Is a root canal painful?

Root canals should not be painful if they are done with proper precaution. Prior to the procedure, the area surrounding the tooth will be numbed with a local anesthetic. If a patient is anxious about being conscious during a root canal, the patient may opt for nitrous oxide (laughing gas) or even sedation (general anesthesia). Most root canal procedures can be done by general dentists, but in more complex cases it would be wise for the dentist to refer the patient to an endodontist. An endodontist is a dentist with additional specialty training in treating tooth pain and performing root canal treatments.

The most commonly used filling material for a root canal is gutta percha, which is a rubber compound made from the sap of trees native to Southeast Asia. There are various cone sizes for the gutta percha based on the diameter and depth of the filling performed. Once the gutta percha is placed, the material is held in place with a sealer paste. Following the insertion of the gutta percha, the endodontist will place a simple filling over the canals through which they entered the tooth. After the filling is placed, the patient should feel no sensation in the treated tooth because all the nerves and connective pulp tissue are removed during a root canal.

Following a root canal, patients are encouraged to return to their general dentist to have a protective crown placed on the tooth. If the practitioner does not remove all the infected tissue during a root canal or a portion of the tooth is left unsealed, the patient may experience pain from a future infection. Overfilling of gutta percha can also lead to the failure of a root canal. In the event of subsequent infection
following a root canal, an endodontist may recommend an apicoectomy (root resection). During an apicoectomy, the filling material and gutta percha are removed and an incision is made in the gum tissue to access the canal from the side and remove additional inflamed tissue near the bone. Following the removal of infected tissue, a gutta percha root filling point is placed towards the end of the removed root and a simple filling is placed over the gutta percha. Similar to a non-surgical root canal, a patient is encouraged to return to their general dentist to have a protective crown placed on the treated tooth following an apicoectomy.

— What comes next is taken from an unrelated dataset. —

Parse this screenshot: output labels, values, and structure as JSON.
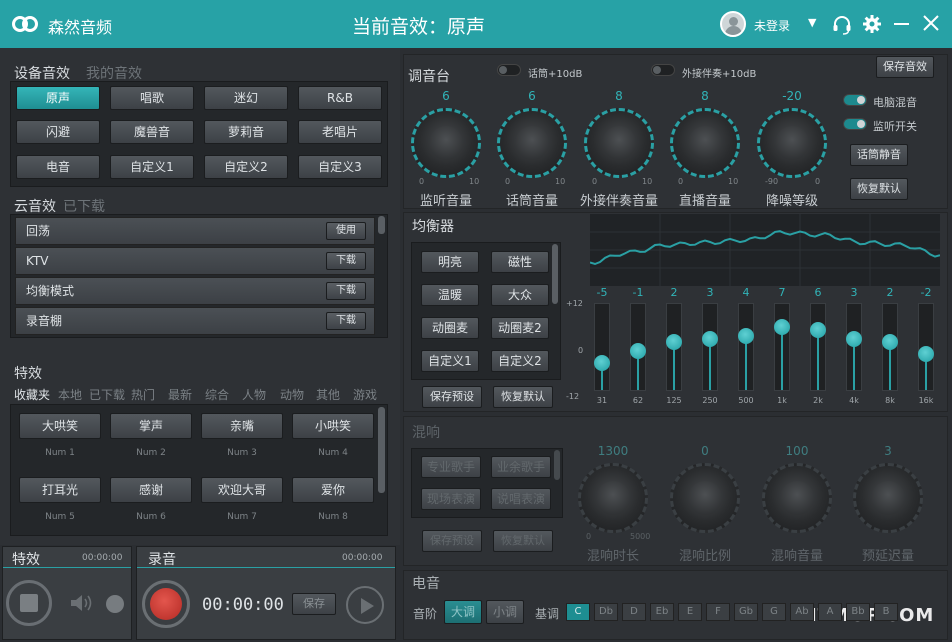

In some instances with more severe infections, restoration of an infected tooth may not be advisable. If there is no possibility of saving an infected tooth or there is a subsequent infection following an apicoectomy, extraction may be the only viable option. Following an extraction, a patient is often advised to replace the missing tooth with an implant to ensure optimal occlusion and functionality of the surrounding teeth.